American voters are definitely interested in the 2016 presidential election, but many feel disaffected with the front-running candidates, the primary process and the electorate’s own “political wisdom.” 

American voters are definitely interested in the 2016 presidential election, but many feel disaffected with the front-running candidates, the primary process and the electorate’s own “political wisdom.” 

Voter turnout this year rivals the record-setting 2008 presidential election, but it has produced two candidates with historically high negative ratings and a sour taste about the primary process.

When Donald Trump and Bernie Sanders complain that the primary process is rigged, a majority of voters apparently agree with them. According to the Pew Research Center, only 35 percent of registered voters think the primary process produces the best qualified nominees. For Democrats, it’s a meager 30 percent.

Trump supporters are the most glowing in appreciation of the nominating process at 60 percent. Clinton’s backers have more positive views than Sanders’ supporters by a 37 percent to 25 percent margin.

But discontentment with the process and the front-running candidates hasn’t doused interest. Pew says 89 percent of Republicans and 82 percent of Democrats have given the 2016 election a “great deal of thought.” Those percentages exceed voter interest in the 2008 open presidential race.

Another interesting finding is that a majority of voters are frustrated, not angry, about government.
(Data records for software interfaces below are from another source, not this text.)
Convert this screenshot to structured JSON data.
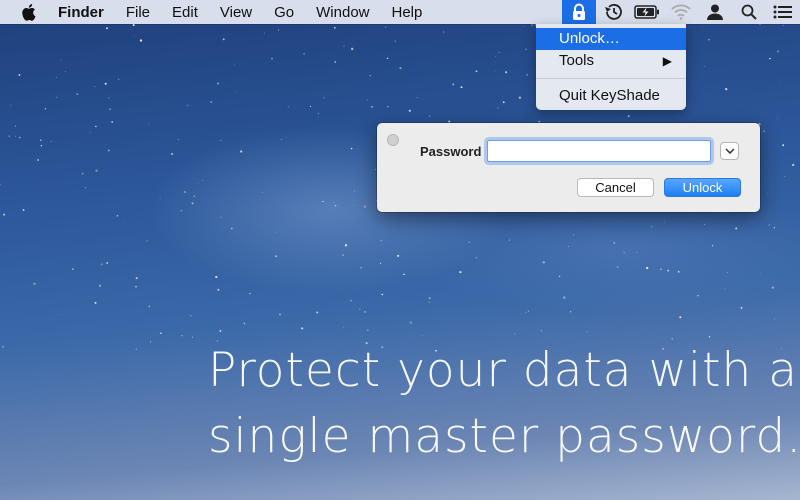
{
  "menubar": {
    "app_name": "Finder",
    "items": [
      "File",
      "Edit",
      "View",
      "Go",
      "Window",
      "Help"
    ],
    "status_icons": [
      "lock-icon",
      "time-machine-icon",
      "battery-charging-icon",
      "wifi-icon",
      "user-icon",
      "spotlight-icon",
      "notification-center-icon"
    ]
  },
  "dropdown": {
    "items": [
      {
        "label": "Unlock…",
        "highlighted": true
      },
      {
        "label": "Tools",
        "has_submenu": true
      },
      {
        "label": "Quit KeyShade"
      }
    ]
  },
  "dialog": {
    "password_label": "Password",
    "password_value": "",
    "cancel_label": "Cancel",
    "unlock_label": "Unlock"
  },
  "tagline": {
    "line1": "Protect your data with a",
    "line2": "single master password."
  },
  "colors": {
    "accent": "#1c6ee6",
    "menubar": "#e8ecf4",
    "dialog": "#ececec"
  }
}
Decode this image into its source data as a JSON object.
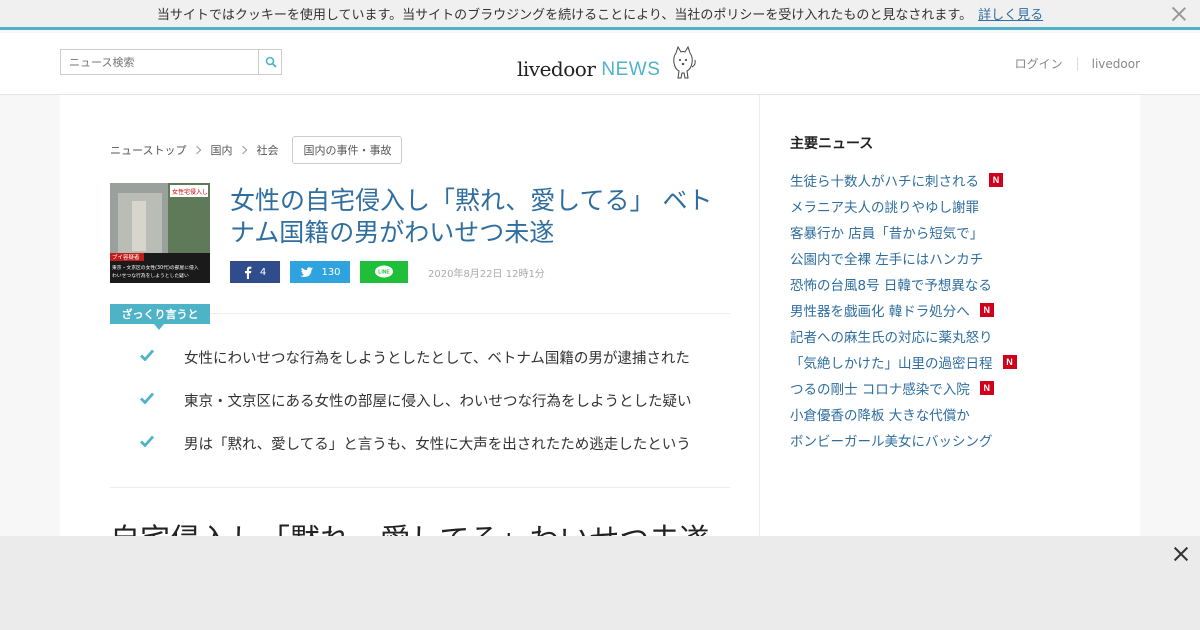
{
  "cookie_bar": {
    "message": "当サイトではクッキーを使用しています。当サイトのブラウジングを続けることにより、当社のポリシーを受け入れたものと見なされます。",
    "link_label": "詳しく見る"
  },
  "header": {
    "search_placeholder": "ニュース検索",
    "logo_main": "livedoor",
    "logo_sub": "NEWS",
    "nav": [
      "ログイン",
      "livedoor"
    ]
  },
  "breadcrumb": {
    "items": [
      "ニューストップ",
      "国内",
      "社会"
    ],
    "tag": "国内の事件・事故"
  },
  "article": {
    "headline": "女性の自宅侵入し「黙れ、愛してる」 ベトナム国籍の男がわいせつ未遂",
    "share": {
      "facebook_count": "4",
      "twitter_count": "130",
      "line_label": "LINE"
    },
    "date": "2020年8月22日 12時1分",
    "summary_label": "ざっくり言うと",
    "summary": [
      "女性にわいせつな行為をしようとしたとして、ベトナム国籍の男が逮捕された",
      "東京・文京区にある女性の部屋に侵入し、わいせつな行為をしようとした疑い",
      "男は「黙れ、愛してる」と言うも、女性に大声を出されたため逃走したという"
    ],
    "title_partial": "自宅侵入し「黙れ、愛してる」わいせつ未遂",
    "thumb_caption_top": "女性宅侵入し",
    "thumb_caption_lines": [
      "ブイ容疑者",
      "東京・文京区の女性(30代)の部屋に侵入",
      "わいせつな行為をしようとした疑い"
    ]
  },
  "sidebar": {
    "heading": "主要ニュース",
    "new_badge": "N",
    "items": [
      {
        "label": "生徒ら十数人がハチに刺される",
        "new": true
      },
      {
        "label": "メラニア夫人の誂りやゆし謝罪",
        "new": false
      },
      {
        "label": "客暴行か 店員「昔から短気で」",
        "new": false
      },
      {
        "label": "公園内で全裸 左手にはハンカチ",
        "new": false
      },
      {
        "label": "恐怖の台風8号 日韓で予想異なる",
        "new": false
      },
      {
        "label": "男性器を戯画化 韓ドラ処分へ",
        "new": true
      },
      {
        "label": "記者への麻生氏の対応に薬丸怒り",
        "new": false
      },
      {
        "label": "「気絶しかけた」山里の過密日程",
        "new": true
      },
      {
        "label": "つるの剛士 コロナ感染で入院",
        "new": true
      },
      {
        "label": "小倉優香の降板 大きな代償か",
        "new": false
      },
      {
        "label": "ボンビーガール美女にバッシング",
        "new": false
      }
    ]
  },
  "colors": {
    "accent": "#4fb3c8",
    "link": "#2f6e9f",
    "facebook": "#2f4d8a",
    "twitter": "#2fa3df",
    "line": "#1fbf3a",
    "new_badge": "#d0021b"
  }
}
Pew found 59 percent of voters express frustration, while only 22 percent admit to being angry. Seventeen percent claim to be basically content. 

Of those who are angry, 25 percent are fed up with politicians for failing to keep their promises or acting in a self-serving way, 18 percent are disgusted with political gridlock and 15 percent think politicians are out of touch and not working on their behalf. Four percent are angry because of President Obama, 3 percent because of Wall Street and big business influence and 3 percent because of taxes.

As might be expected, Republicans are more likely to be angry with a Democrat in the White House. Democrats were angrier during the George W. Bush White House years.

A discouraging perspective that emerges from the research is a pervasive view that life in America today is worse than it was 50 years ago and that it will be even worse for the net generation of Americans. Research indicates 46 percent of all voters – and 54 percent of white voters – think things in America are worse for “people like them.” That contrasts with only 17 percent of African-American and 37 percent of Hispanic voters who share the same view. There is more agreement across racial lines that things will be worse for the next generation.

It is reassuring that 68 percent of registered voters believe personal insults are “never fair game” in politics. Democrats hold that view more strongly than Republicans, but even Trump supporters agree by a 51 percent to 47 percent margin. Clinton and Sanders supporters are equal in their distaste for personal insults.

Voters by a 75 percent majority believe news outlets have given Trump too much coverage. That is less true, as you might imagine, with Trump supporters, who by a 55 percent majority think his coverage is “about right.” Supporters of Trump’s GOP rivals felt their candidates drew too little earned media coverage. Ohio Governor John Kasich’s backers were the most displeased, with 82 percent saying their candidate got less coverage than he deserved. Overall, 53 percent of GOP voters agreed. Even 42 percent of Trump supporters thought Kasich was shorted.

The study also shows Americans’ confidence in the “political wisdom” of the electorate sharply eroding through the 21st century. As recently as 1997, 69 percent of Democrats and 59 percent of Republicans expressed confidence in the political wisdom of the American public. Now only 35 percent of Republicans and 32 percent of Democrats have a great deal or good deal of confidence in the public’s political wisdom.